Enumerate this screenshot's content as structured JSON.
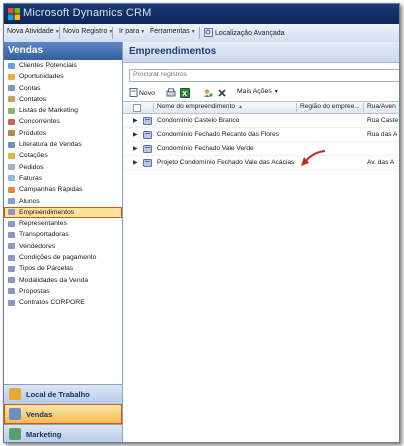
{
  "window": {
    "title": "Microsoft Dynamics CRM"
  },
  "menubar": {
    "items": [
      {
        "label": "Nova Atividade"
      },
      {
        "label": "Novo Registro"
      },
      {
        "label": "Ir para"
      },
      {
        "label": "Ferramentas"
      },
      {
        "label": "Localização Avançada"
      }
    ]
  },
  "sidebar": {
    "title": "Vendas",
    "items": [
      {
        "label": "Clientes Potenciais"
      },
      {
        "label": "Oportunidades"
      },
      {
        "label": "Contas"
      },
      {
        "label": "Contatos"
      },
      {
        "label": "Listas de Marketing"
      },
      {
        "label": "Concorrentes"
      },
      {
        "label": "Produtos"
      },
      {
        "label": "Literatura de Vendas"
      },
      {
        "label": "Cotações"
      },
      {
        "label": "Pedidos"
      },
      {
        "label": "Faturas"
      },
      {
        "label": "Campanhas Rápidas"
      },
      {
        "label": "Alunos"
      },
      {
        "label": "Empreendimentos"
      },
      {
        "label": "Representantes"
      },
      {
        "label": "Transportadoras"
      },
      {
        "label": "Vendedores"
      },
      {
        "label": "Condições de pagamento"
      },
      {
        "label": "Tipos de Parcelas"
      },
      {
        "label": "Modalidades da Venda"
      },
      {
        "label": "Propostas"
      },
      {
        "label": "Contratos CORPORE"
      }
    ],
    "selected_item": "Empreendimentos",
    "workspaces": [
      {
        "label": "Local de Trabalho"
      },
      {
        "label": "Vendas"
      },
      {
        "label": "Marketing"
      }
    ],
    "selected_workspace": "Vendas"
  },
  "main": {
    "title": "Empreendimentos",
    "search": {
      "placeholder": "Procurar registros",
      "value": ""
    },
    "toolbar": {
      "new_label": "Novo",
      "more_actions_label": "Mais Ações"
    },
    "grid": {
      "columns": [
        "Nome do empreendimento",
        "Região do empree...",
        "Rua/Aven"
      ],
      "sort_column": "Nome do empreendimento",
      "rows": [
        {
          "name": "Condomínio Castelo Branco",
          "region": "",
          "street": "Rua Caste"
        },
        {
          "name": "Condomínio Fechado Recanto das Flores",
          "region": "",
          "street": "Rua das A"
        },
        {
          "name": "Condomínio Fechado Vale Verde",
          "region": "",
          "street": ""
        },
        {
          "name": "Projeto Condomínio Fechado Vale das Acácias",
          "region": "",
          "street": "Av. das A"
        }
      ]
    }
  },
  "colors": {
    "accent": "#d8531a",
    "header_blue": "#335f9e",
    "selection": "#fbe39c"
  }
}
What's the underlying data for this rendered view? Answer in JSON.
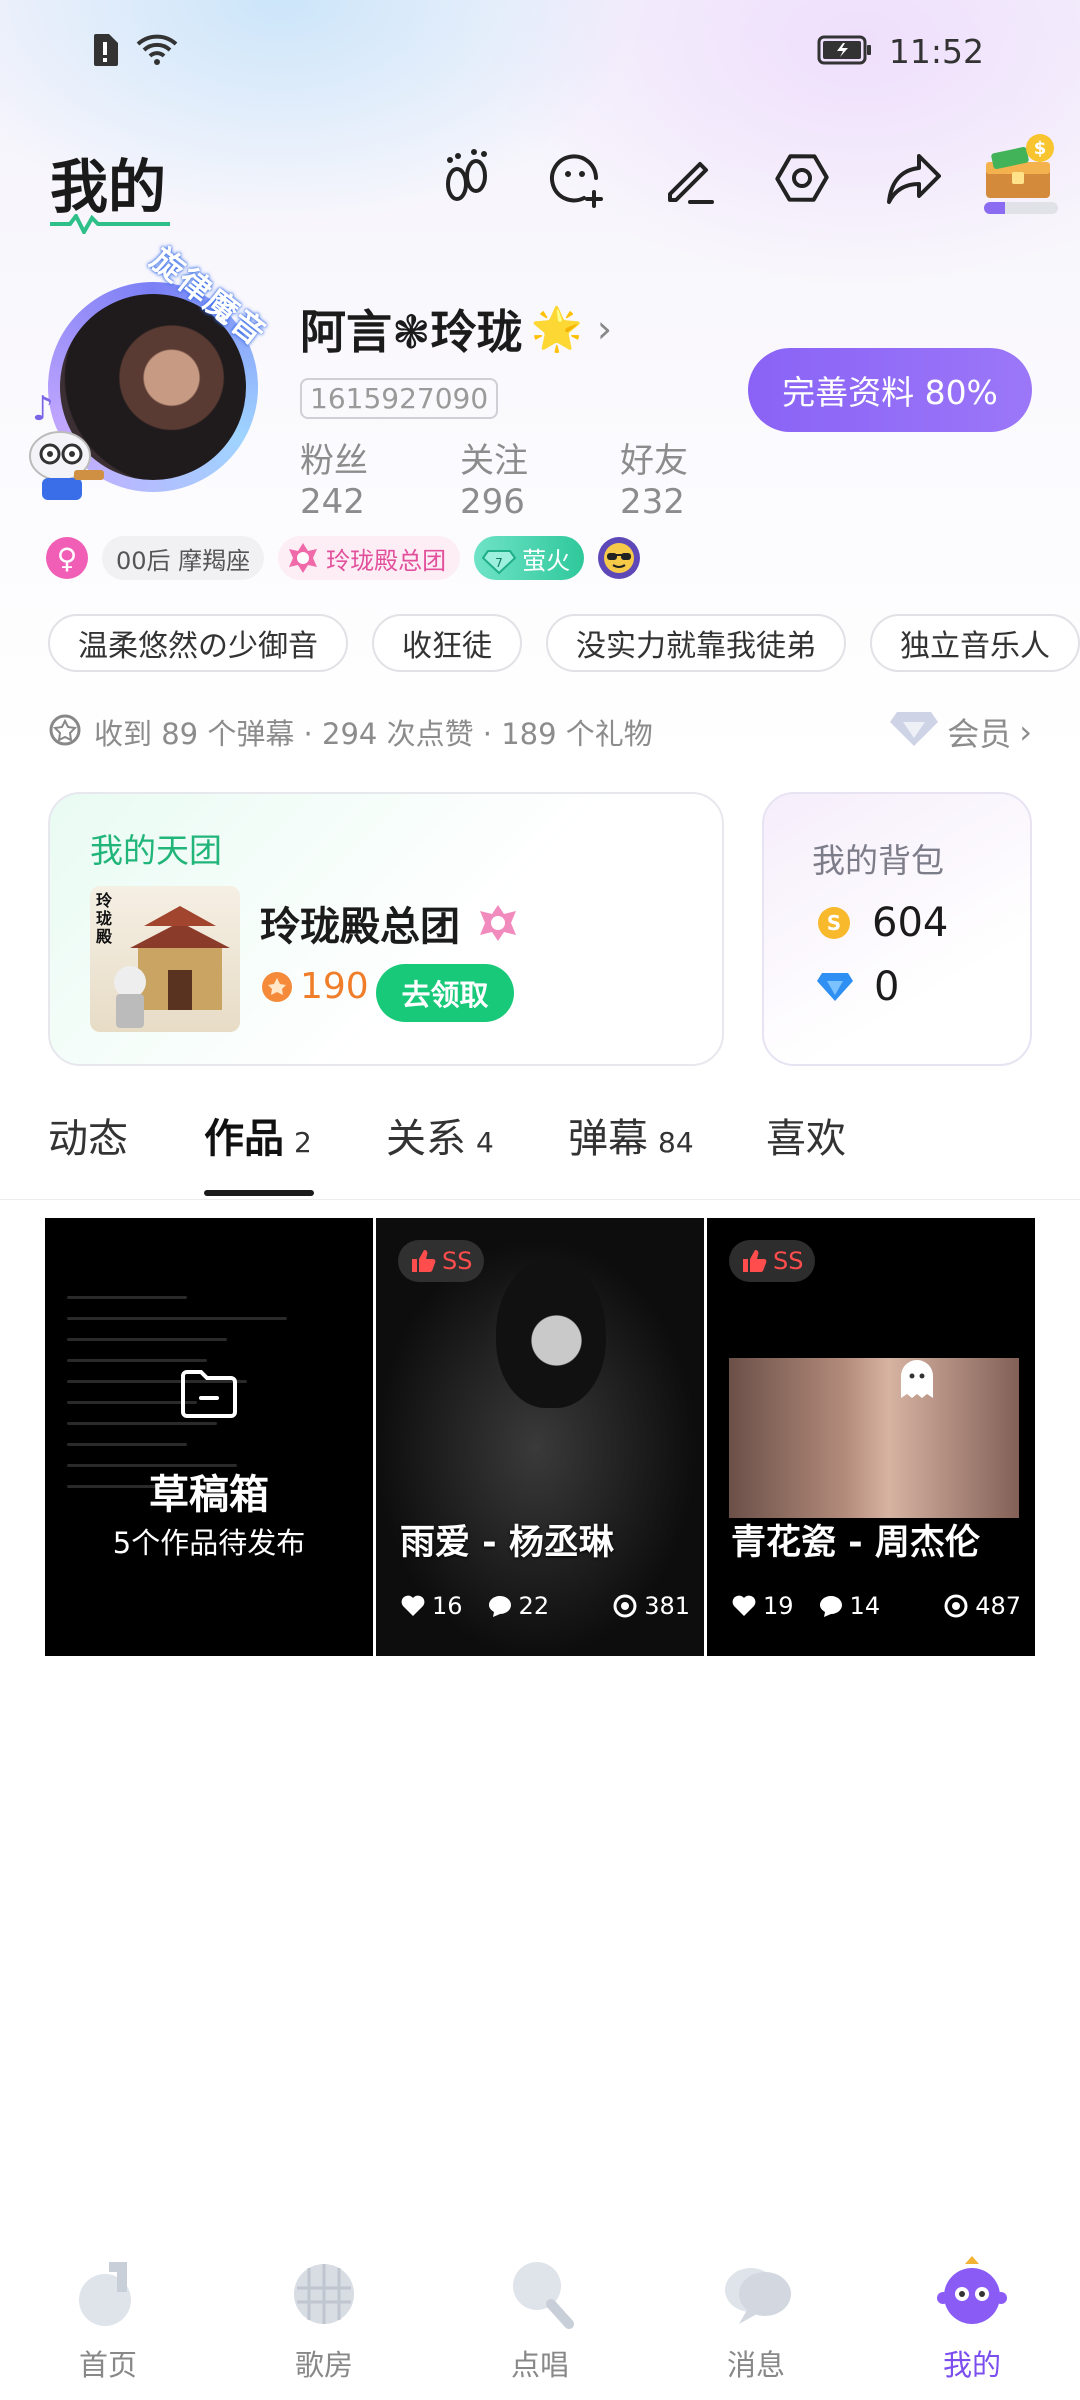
{
  "status_bar": {
    "time": "11:52"
  },
  "header": {
    "title": "我的",
    "icons": [
      "footprint-icon",
      "add-friend-icon",
      "edit-icon",
      "settings-icon",
      "share-icon",
      "treasure-chest-icon"
    ]
  },
  "profile": {
    "avatar_badge": "旋律魔音",
    "nickname": "阿言❃玲珑",
    "nickname_emoji": "🌟",
    "user_id": "1615927090",
    "stats": {
      "fans_label": "粉丝",
      "fans": "242",
      "following_label": "关注",
      "following": "296",
      "friends_label": "好友",
      "friends": "232"
    },
    "complete_button": "完善资料 80%"
  },
  "badges": {
    "gender_symbol": "♀",
    "age_zodiac": "00后 摩羯座",
    "group": "玲珑殿总团",
    "fire_level": "7",
    "fire": "萤火"
  },
  "tags": [
    "温柔悠然の少御音",
    "收狂徒",
    "没实力就靠我徒弟",
    "独立音乐人"
  ],
  "summary": {
    "text": "收到 89 个弹幕 · 294 次点赞 · 189 个礼物",
    "vip_label": "会员"
  },
  "team_card": {
    "title": "我的天团",
    "thumb_text": "玲\n珑\n殿",
    "name": "玲珑殿总团",
    "points": "190",
    "claim_button": "去领取"
  },
  "bag_card": {
    "title": "我的背包",
    "coins": "604",
    "diamonds": "0"
  },
  "tabs": [
    {
      "label": "动态",
      "count": ""
    },
    {
      "label": "作品",
      "count": "2"
    },
    {
      "label": "关系",
      "count": "4"
    },
    {
      "label": "弹幕",
      "count": "84"
    },
    {
      "label": "喜欢",
      "count": ""
    }
  ],
  "drafts": {
    "title": "草稿箱",
    "subtitle": "5个作品待发布"
  },
  "works": [
    {
      "badge": "SS",
      "title": "雨爱 - 杨丞琳",
      "likes": "16",
      "comments": "22",
      "views": "381"
    },
    {
      "badge": "SS",
      "title": "青花瓷 - 周杰伦",
      "likes": "19",
      "comments": "14",
      "views": "487"
    }
  ],
  "bottom_nav": [
    {
      "label": "首页",
      "active": false
    },
    {
      "label": "歌房",
      "active": false
    },
    {
      "label": "点唱",
      "active": false
    },
    {
      "label": "消息",
      "active": false
    },
    {
      "label": "我的",
      "active": true
    }
  ],
  "colors": {
    "accent": "#8a63f6",
    "green": "#19c97a",
    "team_green": "#22b57a",
    "pink": "#e2509c"
  }
}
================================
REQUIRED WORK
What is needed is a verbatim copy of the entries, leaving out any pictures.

SOLUTION BELOW
Enumerate this screenshot's content as structured JSON.
{
  "window": {
    "title": "Microsoft Dynamics CRM"
  },
  "menubar": {
    "items": [
      {
        "label": "Nova Atividade"
      },
      {
        "label": "Novo Registro"
      },
      {
        "label": "Ir para"
      },
      {
        "label": "Ferramentas"
      },
      {
        "label": "Localização Avançada"
      }
    ]
  },
  "sidebar": {
    "title": "Vendas",
    "items": [
      {
        "label": "Clientes Potenciais"
      },
      {
        "label": "Oportunidades"
      },
      {
        "label": "Contas"
      },
      {
        "label": "Contatos"
      },
      {
        "label": "Listas de Marketing"
      },
      {
        "label": "Concorrentes"
      },
      {
        "label": "Produtos"
      },
      {
        "label": "Literatura de Vendas"
      },
      {
        "label": "Cotações"
      },
      {
        "label": "Pedidos"
      },
      {
        "label": "Faturas"
      },
      {
        "label": "Campanhas Rápidas"
      },
      {
        "label": "Alunos"
      },
      {
        "label": "Empreendimentos"
      },
      {
        "label": "Representantes"
      },
      {
        "label": "Transportadoras"
      },
      {
        "label": "Vendedores"
      },
      {
        "label": "Condições de pagamento"
      },
      {
        "label": "Tipos de Parcelas"
      },
      {
        "label": "Modalidades da Venda"
      },
      {
        "label": "Propostas"
      },
      {
        "label": "Contratos CORPORE"
      }
    ],
    "selected_item": "Empreendimentos",
    "workspaces": [
      {
        "label": "Local de Trabalho"
      },
      {
        "label": "Vendas"
      },
      {
        "label": "Marketing"
      }
    ],
    "selected_workspace": "Vendas"
  },
  "main": {
    "title": "Empreendimentos",
    "search": {
      "placeholder": "Procurar registros",
      "value": ""
    },
    "toolbar": {
      "new_label": "Novo",
      "more_actions_label": "Mais Ações"
    },
    "grid": {
      "columns": [
        "Nome do empreendimento",
        "Região do empree...",
        "Rua/Aven"
      ],
      "sort_column": "Nome do empreendimento",
      "rows": [
        {
          "name": "Condomínio Castelo Branco",
          "region": "",
          "street": "Rua Caste"
        },
        {
          "name": "Condomínio Fechado Recanto das Flores",
          "region": "",
          "street": "Rua das A"
        },
        {
          "name": "Condomínio Fechado Vale Verde",
          "region": "",
          "street": ""
        },
        {
          "name": "Projeto Condomínio Fechado Vale das Acácias",
          "region": "",
          "street": "Av. das A"
        }
      ]
    }
  },
  "colors": {
    "accent": "#d8531a",
    "header_blue": "#335f9e",
    "selection": "#fbe39c"
  }
}
What's the underlying data for this rendered view? Answer in JSON.
{
  "status_bar": {
    "time": "11:52"
  },
  "header": {
    "title": "我的",
    "icons": [
      "footprint-icon",
      "add-friend-icon",
      "edit-icon",
      "settings-icon",
      "share-icon",
      "treasure-chest-icon"
    ]
  },
  "profile": {
    "avatar_badge": "旋律魔音",
    "nickname": "阿言❃玲珑",
    "nickname_emoji": "🌟",
    "user_id": "1615927090",
    "stats": {
      "fans_label": "粉丝",
      "fans": "242",
      "following_label": "关注",
      "following": "296",
      "friends_label": "好友",
      "friends": "232"
    },
    "complete_button": "完善资料 80%"
  },
  "badges": {
    "gender_symbol": "♀",
    "age_zodiac": "00后 摩羯座",
    "group": "玲珑殿总团",
    "fire_level": "7",
    "fire": "萤火"
  },
  "tags": [
    "温柔悠然の少御音",
    "收狂徒",
    "没实力就靠我徒弟",
    "独立音乐人"
  ],
  "summary": {
    "text": "收到 89 个弹幕 · 294 次点赞 · 189 个礼物",
    "vip_label": "会员"
  },
  "team_card": {
    "title": "我的天团",
    "thumb_text": "玲\n珑\n殿",
    "name": "玲珑殿总团",
    "points": "190",
    "claim_button": "去领取"
  },
  "bag_card": {
    "title": "我的背包",
    "coins": "604",
    "diamonds": "0"
  },
  "tabs": [
    {
      "label": "动态",
      "count": ""
    },
    {
      "label": "作品",
      "count": "2"
    },
    {
      "label": "关系",
      "count": "4"
    },
    {
      "label": "弹幕",
      "count": "84"
    },
    {
      "label": "喜欢",
      "count": ""
    }
  ],
  "drafts": {
    "title": "草稿箱",
    "subtitle": "5个作品待发布"
  },
  "works": [
    {
      "badge": "SS",
      "title": "雨爱 - 杨丞琳",
      "likes": "16",
      "comments": "22",
      "views": "381"
    },
    {
      "badge": "SS",
      "title": "青花瓷 - 周杰伦",
      "likes": "19",
      "comments": "14",
      "views": "487"
    }
  ],
  "bottom_nav": [
    {
      "label": "首页",
      "active": false
    },
    {
      "label": "歌房",
      "active": false
    },
    {
      "label": "点唱",
      "active": false
    },
    {
      "label": "消息",
      "active": false
    },
    {
      "label": "我的",
      "active": true
    }
  ],
  "colors": {
    "accent": "#8a63f6",
    "green": "#19c97a",
    "team_green": "#22b57a",
    "pink": "#e2509c"
  }
}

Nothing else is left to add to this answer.